Aim of the exercise: Output every entry below exactly as it is written.

----- Extracted records -----

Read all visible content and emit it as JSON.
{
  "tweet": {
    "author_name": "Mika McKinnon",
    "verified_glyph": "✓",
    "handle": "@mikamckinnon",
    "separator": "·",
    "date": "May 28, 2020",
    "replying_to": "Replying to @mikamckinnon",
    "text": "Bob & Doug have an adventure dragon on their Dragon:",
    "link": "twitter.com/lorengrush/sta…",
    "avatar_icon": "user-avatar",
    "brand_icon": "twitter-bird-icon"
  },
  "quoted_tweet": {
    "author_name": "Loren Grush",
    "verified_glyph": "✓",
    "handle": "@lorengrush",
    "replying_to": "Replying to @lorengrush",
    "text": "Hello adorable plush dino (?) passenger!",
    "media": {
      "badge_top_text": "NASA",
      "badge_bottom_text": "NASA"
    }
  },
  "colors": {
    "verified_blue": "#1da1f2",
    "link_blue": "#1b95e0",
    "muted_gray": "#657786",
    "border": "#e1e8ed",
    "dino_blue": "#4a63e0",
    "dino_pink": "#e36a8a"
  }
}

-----

Completed task:
Read all visible content and emit it as JSON.
{
  "tweet": {
    "author_name": "Mika McKinnon",
    "verified_glyph": "✓",
    "handle": "@mikamckinnon",
    "separator": "·",
    "date": "May 28, 2020",
    "replying_to": "Replying to @mikamckinnon",
    "text": "Bob & Doug have an adventure dragon on their Dragon:",
    "link": "twitter.com/lorengrush/sta…",
    "avatar_icon": "user-avatar",
    "brand_icon": "twitter-bird-icon"
  },
  "quoted_tweet": {
    "author_name": "Loren Grush",
    "verified_glyph": "✓",
    "handle": "@lorengrush",
    "replying_to": "Replying to @lorengrush",
    "text": "Hello adorable plush dino (?) passenger!",
    "media": {
      "badge_top_text": "NASA",
      "badge_bottom_text": "NASA"
    }
  },
  "colors": {
    "verified_blue": "#1da1f2",
    "link_blue": "#1b95e0",
    "muted_gray": "#657786",
    "border": "#e1e8ed",
    "dino_blue": "#4a63e0",
    "dino_pink": "#e36a8a"
  }
}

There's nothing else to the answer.